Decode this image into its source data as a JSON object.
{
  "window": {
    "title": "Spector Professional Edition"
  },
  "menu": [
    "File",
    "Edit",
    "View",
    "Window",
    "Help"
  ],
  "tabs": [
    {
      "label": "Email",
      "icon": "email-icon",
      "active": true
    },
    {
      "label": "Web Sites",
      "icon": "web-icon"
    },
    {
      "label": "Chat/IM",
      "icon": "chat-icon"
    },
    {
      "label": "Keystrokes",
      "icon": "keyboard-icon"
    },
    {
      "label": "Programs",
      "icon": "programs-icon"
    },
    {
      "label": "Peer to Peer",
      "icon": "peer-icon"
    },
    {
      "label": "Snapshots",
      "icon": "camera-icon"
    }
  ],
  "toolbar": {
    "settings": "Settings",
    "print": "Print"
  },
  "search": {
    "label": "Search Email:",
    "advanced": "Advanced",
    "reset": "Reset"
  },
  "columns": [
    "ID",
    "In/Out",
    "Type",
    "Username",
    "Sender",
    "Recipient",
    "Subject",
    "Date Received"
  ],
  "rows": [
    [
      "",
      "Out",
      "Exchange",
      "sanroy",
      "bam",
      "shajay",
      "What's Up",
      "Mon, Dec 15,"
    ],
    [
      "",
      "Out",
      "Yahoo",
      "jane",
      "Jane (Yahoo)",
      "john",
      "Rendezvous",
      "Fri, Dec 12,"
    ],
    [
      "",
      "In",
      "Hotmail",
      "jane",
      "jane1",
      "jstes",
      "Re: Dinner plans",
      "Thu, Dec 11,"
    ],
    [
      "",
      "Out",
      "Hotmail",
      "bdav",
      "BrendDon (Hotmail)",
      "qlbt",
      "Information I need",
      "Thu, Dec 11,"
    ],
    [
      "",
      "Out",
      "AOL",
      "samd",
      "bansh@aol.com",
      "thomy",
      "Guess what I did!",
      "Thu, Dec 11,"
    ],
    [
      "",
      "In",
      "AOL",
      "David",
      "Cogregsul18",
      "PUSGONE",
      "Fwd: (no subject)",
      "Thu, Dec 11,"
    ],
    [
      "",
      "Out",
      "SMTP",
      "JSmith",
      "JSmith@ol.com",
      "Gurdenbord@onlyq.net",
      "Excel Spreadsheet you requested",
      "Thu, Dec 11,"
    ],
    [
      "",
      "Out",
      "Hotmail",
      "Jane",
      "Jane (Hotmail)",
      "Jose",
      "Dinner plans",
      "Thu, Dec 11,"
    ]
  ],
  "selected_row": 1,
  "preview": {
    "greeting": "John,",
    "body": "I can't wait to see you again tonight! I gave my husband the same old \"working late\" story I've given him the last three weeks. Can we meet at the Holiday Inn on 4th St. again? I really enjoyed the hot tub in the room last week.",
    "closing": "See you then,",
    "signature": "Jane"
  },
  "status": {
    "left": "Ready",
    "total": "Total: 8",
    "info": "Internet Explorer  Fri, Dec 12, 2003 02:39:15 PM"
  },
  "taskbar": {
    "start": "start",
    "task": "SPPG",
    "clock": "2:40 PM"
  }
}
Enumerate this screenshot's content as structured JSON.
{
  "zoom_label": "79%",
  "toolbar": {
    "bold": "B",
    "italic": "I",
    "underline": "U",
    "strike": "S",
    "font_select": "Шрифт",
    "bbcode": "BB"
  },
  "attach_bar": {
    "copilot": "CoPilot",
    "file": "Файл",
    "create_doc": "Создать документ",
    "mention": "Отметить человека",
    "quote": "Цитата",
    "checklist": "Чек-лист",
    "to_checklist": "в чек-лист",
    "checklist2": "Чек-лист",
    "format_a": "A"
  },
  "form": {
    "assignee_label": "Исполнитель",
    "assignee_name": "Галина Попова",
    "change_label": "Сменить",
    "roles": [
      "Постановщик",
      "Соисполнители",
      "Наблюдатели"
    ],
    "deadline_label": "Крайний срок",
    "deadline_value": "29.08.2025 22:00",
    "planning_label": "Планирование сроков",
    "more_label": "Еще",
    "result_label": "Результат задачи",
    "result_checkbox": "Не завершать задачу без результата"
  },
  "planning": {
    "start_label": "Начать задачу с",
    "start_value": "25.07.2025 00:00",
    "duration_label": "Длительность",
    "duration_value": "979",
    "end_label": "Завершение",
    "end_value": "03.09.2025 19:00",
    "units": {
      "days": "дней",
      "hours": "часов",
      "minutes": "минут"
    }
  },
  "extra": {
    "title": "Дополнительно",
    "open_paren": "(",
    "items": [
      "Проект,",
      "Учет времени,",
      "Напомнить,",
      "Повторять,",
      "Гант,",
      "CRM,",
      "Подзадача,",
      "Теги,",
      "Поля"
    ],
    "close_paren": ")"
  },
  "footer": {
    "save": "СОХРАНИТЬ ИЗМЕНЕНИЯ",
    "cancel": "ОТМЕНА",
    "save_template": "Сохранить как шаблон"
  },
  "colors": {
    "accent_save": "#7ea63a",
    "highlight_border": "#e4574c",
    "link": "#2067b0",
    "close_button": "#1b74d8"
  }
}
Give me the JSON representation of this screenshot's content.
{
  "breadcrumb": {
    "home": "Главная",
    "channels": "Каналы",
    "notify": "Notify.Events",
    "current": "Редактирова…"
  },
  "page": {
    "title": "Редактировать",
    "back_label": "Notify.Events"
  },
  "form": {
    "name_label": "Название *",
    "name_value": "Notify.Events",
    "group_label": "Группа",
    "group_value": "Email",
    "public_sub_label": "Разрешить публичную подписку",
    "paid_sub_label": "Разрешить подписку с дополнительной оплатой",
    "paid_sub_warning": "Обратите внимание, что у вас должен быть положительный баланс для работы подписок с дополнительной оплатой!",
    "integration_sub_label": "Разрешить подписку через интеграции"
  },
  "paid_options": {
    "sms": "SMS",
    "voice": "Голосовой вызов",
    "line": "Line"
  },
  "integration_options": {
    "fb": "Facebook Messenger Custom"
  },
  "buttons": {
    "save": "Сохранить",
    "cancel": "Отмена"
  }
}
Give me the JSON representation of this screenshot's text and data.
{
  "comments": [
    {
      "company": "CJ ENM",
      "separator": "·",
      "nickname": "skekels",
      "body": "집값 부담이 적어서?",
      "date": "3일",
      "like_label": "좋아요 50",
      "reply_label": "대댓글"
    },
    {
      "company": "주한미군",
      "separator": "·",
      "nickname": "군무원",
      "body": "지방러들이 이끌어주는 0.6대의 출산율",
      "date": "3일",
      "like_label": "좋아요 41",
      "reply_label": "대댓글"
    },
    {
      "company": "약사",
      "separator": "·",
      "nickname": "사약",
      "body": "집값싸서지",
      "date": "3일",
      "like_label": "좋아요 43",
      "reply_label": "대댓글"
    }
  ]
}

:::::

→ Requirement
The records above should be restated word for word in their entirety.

→ Reply to the task
Decode this image into its source data as a JSON object.
{
  "window": {
    "title": "Spector Professional Edition"
  },
  "menu": [
    "File",
    "Edit",
    "View",
    "Window",
    "Help"
  ],
  "tabs": [
    {
      "label": "Email",
      "icon": "email-icon",
      "active": true
    },
    {
      "label": "Web Sites",
      "icon": "web-icon"
    },
    {
      "label": "Chat/IM",
      "icon": "chat-icon"
    },
    {
      "label": "Keystrokes",
      "icon": "keyboard-icon"
    },
    {
      "label": "Programs",
      "icon": "programs-icon"
    },
    {
      "label": "Peer to Peer",
      "icon": "peer-icon"
    },
    {
      "label": "Snapshots",
      "icon": "camera-icon"
    }
  ],
  "toolbar": {
    "settings": "Settings",
    "print": "Print"
  },
  "search": {
    "label": "Search Email:",
    "advanced": "Advanced",
    "reset": "Reset"
  },
  "columns": [
    "ID",
    "In/Out",
    "Type",
    "Username",
    "Sender",
    "Recipient",
    "Subject",
    "Date Received"
  ],
  "rows": [
    [
      "",
      "Out",
      "Exchange",
      "sanroy",
      "bam",
      "shajay",
      "What's Up",
      "Mon, Dec 15,"
    ],
    [
      "",
      "Out",
      "Yahoo",
      "jane",
      "Jane (Yahoo)",
      "john",
      "Rendezvous",
      "Fri, Dec 12,"
    ],
    [
      "",
      "In",
      "Hotmail",
      "jane",
      "jane1",
      "jstes",
      "Re: Dinner plans",
      "Thu, Dec 11,"
    ],
    [
      "",
      "Out",
      "Hotmail",
      "bdav",
      "BrendDon (Hotmail)",
      "qlbt",
      "Information I need",
      "Thu, Dec 11,"
    ],
    [
      "",
      "Out",
      "AOL",
      "samd",
      "bansh@aol.com",
      "thomy",
      "Guess what I did!",
      "Thu, Dec 11,"
    ],
    [
      "",
      "In",
      "AOL",
      "David",
      "Cogregsul18",
      "PUSGONE",
      "Fwd: (no subject)",
      "Thu, Dec 11,"
    ],
    [
      "",
      "Out",
      "SMTP",
      "JSmith",
      "JSmith@ol.com",
      "Gurdenbord@onlyq.net",
      "Excel Spreadsheet you requested",
      "Thu, Dec 11,"
    ],
    [
      "",
      "Out",
      "Hotmail",
      "Jane",
      "Jane (Hotmail)",
      "Jose",
      "Dinner plans",
      "Thu, Dec 11,"
    ]
  ],
  "selected_row": 1,
  "preview": {
    "greeting": "John,",
    "body": "I can't wait to see you again tonight! I gave my husband the same old \"working late\" story I've given him the last three weeks. Can we meet at the Holiday Inn on 4th St. again? I really enjoyed the hot tub in the room last week.",
    "closing": "See you then,",
    "signature": "Jane"
  },
  "status": {
    "left": "Ready",
    "total": "Total: 8",
    "info": "Internet Explorer  Fri, Dec 12, 2003 02:39:15 PM"
  },
  "taskbar": {
    "start": "start",
    "task": "SPPG",
    "clock": "2:40 PM"
  }
}
Enumerate this screenshot's content as structured JSON.
{
  "zoom_label": "79%",
  "toolbar": {
    "bold": "B",
    "italic": "I",
    "underline": "U",
    "strike": "S",
    "font_select": "Шрифт",
    "bbcode": "BB"
  },
  "attach_bar": {
    "copilot": "CoPilot",
    "file": "Файл",
    "create_doc": "Создать документ",
    "mention": "Отметить человека",
    "quote": "Цитата",
    "checklist": "Чек-лист",
    "to_checklist": "в чек-лист",
    "checklist2": "Чек-лист",
    "format_a": "A"
  },
  "form": {
    "assignee_label": "Исполнитель",
    "assignee_name": "Галина Попова",
    "change_label": "Сменить",
    "roles": [
      "Постановщик",
      "Соисполнители",
      "Наблюдатели"
    ],
    "deadline_label": "Крайний срок",
    "deadline_value": "29.08.2025 22:00",
    "planning_label": "Планирование сроков",
    "more_label": "Еще",
    "result_label": "Результат задачи",
    "result_checkbox": "Не завершать задачу без результата"
  },
  "planning": {
    "start_label": "Начать задачу с",
    "start_value": "25.07.2025 00:00",
    "duration_label": "Длительность",
    "duration_value": "979",
    "end_label": "Завершение",
    "end_value": "03.09.2025 19:00",
    "units": {
      "days": "дней",
      "hours": "часов",
      "minutes": "минут"
    }
  },
  "extra": {
    "title": "Дополнительно",
    "open_paren": "(",
    "items": [
      "Проект,",
      "Учет времени,",
      "Напомнить,",
      "Повторять,",
      "Гант,",
      "CRM,",
      "Подзадача,",
      "Теги,",
      "Поля"
    ],
    "close_paren": ")"
  },
  "footer": {
    "save": "СОХРАНИТЬ ИЗМЕНЕНИЯ",
    "cancel": "ОТМЕНА",
    "save_template": "Сохранить как шаблон"
  },
  "colors": {
    "accent_save": "#7ea63a",
    "highlight_border": "#e4574c",
    "link": "#2067b0",
    "close_button": "#1b74d8"
  }
}
Give me the JSON representation of this screenshot's content.
{
  "breadcrumb": {
    "home": "Главная",
    "channels": "Каналы",
    "notify": "Notify.Events",
    "current": "Редактирова…"
  },
  "page": {
    "title": "Редактировать",
    "back_label": "Notify.Events"
  },
  "form": {
    "name_label": "Название *",
    "name_value": "Notify.Events",
    "group_label": "Группа",
    "group_value": "Email",
    "public_sub_label": "Разрешить публичную подписку",
    "paid_sub_label": "Разрешить подписку с дополнительной оплатой",
    "paid_sub_warning": "Обратите внимание, что у вас должен быть положительный баланс для работы подписок с дополнительной оплатой!",
    "integration_sub_label": "Разрешить подписку через интеграции"
  },
  "paid_options": {
    "sms": "SMS",
    "voice": "Голосовой вызов",
    "line": "Line"
  },
  "integration_options": {
    "fb": "Facebook Messenger Custom"
  },
  "buttons": {
    "save": "Сохранить",
    "cancel": "Отмена"
  }
}
Give me the JSON representation of this screenshot's text and data.
{
  "comments": [
    {
      "company": "CJ ENM",
      "separator": "·",
      "nickname": "skekels",
      "body": "집값 부담이 적어서?",
      "date": "3일",
      "like_label": "좋아요 50",
      "reply_label": "대댓글"
    },
    {
      "company": "주한미군",
      "separator": "·",
      "nickname": "군무원",
      "body": "지방러들이 이끌어주는 0.6대의 출산율",
      "date": "3일",
      "like_label": "좋아요 41",
      "reply_label": "대댓글"
    },
    {
      "company": "약사",
      "separator": "·",
      "nickname": "사약",
      "body": "집값싸서지",
      "date": "3일",
      "like_label": "좋아요 43",
      "reply_label": "대댓글"
    }
  ]
}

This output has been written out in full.